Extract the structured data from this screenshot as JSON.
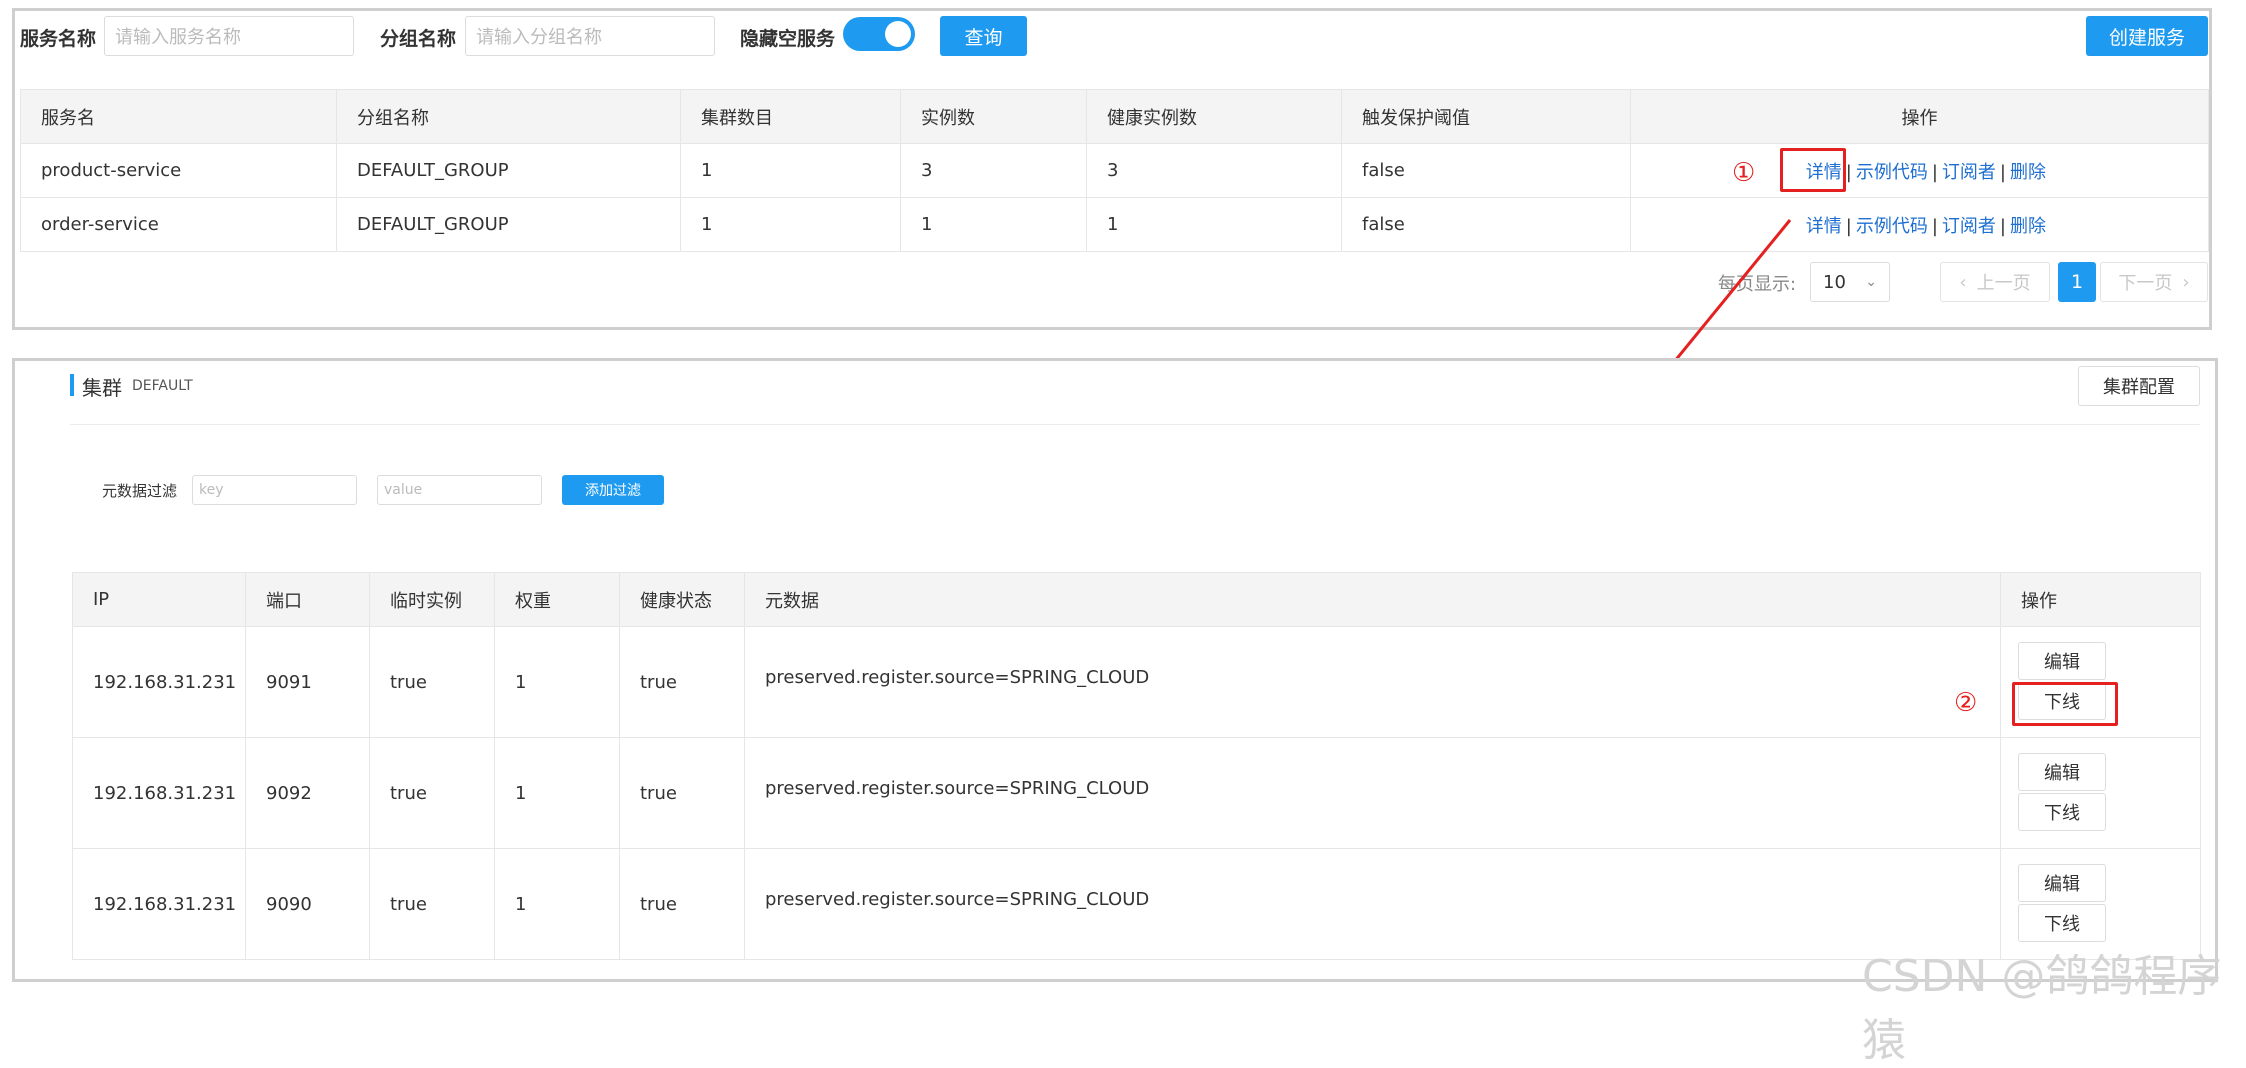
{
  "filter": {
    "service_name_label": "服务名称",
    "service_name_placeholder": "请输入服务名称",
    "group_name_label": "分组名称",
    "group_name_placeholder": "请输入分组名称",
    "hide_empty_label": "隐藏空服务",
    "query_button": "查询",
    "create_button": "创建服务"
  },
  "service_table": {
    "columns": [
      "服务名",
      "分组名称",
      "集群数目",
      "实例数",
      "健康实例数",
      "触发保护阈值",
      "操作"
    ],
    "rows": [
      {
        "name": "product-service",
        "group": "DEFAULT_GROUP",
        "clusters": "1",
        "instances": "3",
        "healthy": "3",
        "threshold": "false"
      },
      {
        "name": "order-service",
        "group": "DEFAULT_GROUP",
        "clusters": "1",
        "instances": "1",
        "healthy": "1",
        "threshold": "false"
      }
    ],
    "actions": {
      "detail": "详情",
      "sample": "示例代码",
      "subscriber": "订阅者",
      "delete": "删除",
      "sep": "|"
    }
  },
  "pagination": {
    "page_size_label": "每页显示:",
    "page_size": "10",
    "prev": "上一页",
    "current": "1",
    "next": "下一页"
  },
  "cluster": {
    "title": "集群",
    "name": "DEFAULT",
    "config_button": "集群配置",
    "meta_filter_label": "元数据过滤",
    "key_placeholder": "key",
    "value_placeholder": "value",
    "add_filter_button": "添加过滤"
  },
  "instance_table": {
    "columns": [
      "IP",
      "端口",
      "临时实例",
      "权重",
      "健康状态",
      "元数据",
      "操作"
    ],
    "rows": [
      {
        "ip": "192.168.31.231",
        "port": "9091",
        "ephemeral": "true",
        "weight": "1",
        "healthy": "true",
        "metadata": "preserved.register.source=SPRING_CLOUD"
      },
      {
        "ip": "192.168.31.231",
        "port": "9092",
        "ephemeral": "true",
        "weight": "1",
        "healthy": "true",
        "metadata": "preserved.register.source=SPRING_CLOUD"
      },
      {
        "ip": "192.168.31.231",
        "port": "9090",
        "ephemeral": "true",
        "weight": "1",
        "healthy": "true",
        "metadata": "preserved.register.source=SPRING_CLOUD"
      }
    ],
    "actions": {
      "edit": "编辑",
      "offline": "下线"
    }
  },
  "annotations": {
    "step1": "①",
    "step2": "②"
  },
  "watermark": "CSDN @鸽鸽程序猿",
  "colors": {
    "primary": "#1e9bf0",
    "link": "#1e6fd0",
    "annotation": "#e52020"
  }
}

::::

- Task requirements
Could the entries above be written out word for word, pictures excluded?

- Output below
Extract the structured data from this screenshot as JSON.
{
  "filter": {
    "service_name_label": "服务名称",
    "service_name_placeholder": "请输入服务名称",
    "group_name_label": "分组名称",
    "group_name_placeholder": "请输入分组名称",
    "hide_empty_label": "隐藏空服务",
    "query_button": "查询",
    "create_button": "创建服务"
  },
  "service_table": {
    "columns": [
      "服务名",
      "分组名称",
      "集群数目",
      "实例数",
      "健康实例数",
      "触发保护阈值",
      "操作"
    ],
    "rows": [
      {
        "name": "product-service",
        "group": "DEFAULT_GROUP",
        "clusters": "1",
        "instances": "3",
        "healthy": "3",
        "threshold": "false"
      },
      {
        "name": "order-service",
        "group": "DEFAULT_GROUP",
        "clusters": "1",
        "instances": "1",
        "healthy": "1",
        "threshold": "false"
      }
    ],
    "actions": {
      "detail": "详情",
      "sample": "示例代码",
      "subscriber": "订阅者",
      "delete": "删除",
      "sep": "|"
    }
  },
  "pagination": {
    "page_size_label": "每页显示:",
    "page_size": "10",
    "prev": "上一页",
    "current": "1",
    "next": "下一页"
  },
  "cluster": {
    "title": "集群",
    "name": "DEFAULT",
    "config_button": "集群配置",
    "meta_filter_label": "元数据过滤",
    "key_placeholder": "key",
    "value_placeholder": "value",
    "add_filter_button": "添加过滤"
  },
  "instance_table": {
    "columns": [
      "IP",
      "端口",
      "临时实例",
      "权重",
      "健康状态",
      "元数据",
      "操作"
    ],
    "rows": [
      {
        "ip": "192.168.31.231",
        "port": "9091",
        "ephemeral": "true",
        "weight": "1",
        "healthy": "true",
        "metadata": "preserved.register.source=SPRING_CLOUD"
      },
      {
        "ip": "192.168.31.231",
        "port": "9092",
        "ephemeral": "true",
        "weight": "1",
        "healthy": "true",
        "metadata": "preserved.register.source=SPRING_CLOUD"
      },
      {
        "ip": "192.168.31.231",
        "port": "9090",
        "ephemeral": "true",
        "weight": "1",
        "healthy": "true",
        "metadata": "preserved.register.source=SPRING_CLOUD"
      }
    ],
    "actions": {
      "edit": "编辑",
      "offline": "下线"
    }
  },
  "annotations": {
    "step1": "①",
    "step2": "②"
  },
  "watermark": "CSDN @鸽鸽程序猿",
  "colors": {
    "primary": "#1e9bf0",
    "link": "#1e6fd0",
    "annotation": "#e52020"
  }
}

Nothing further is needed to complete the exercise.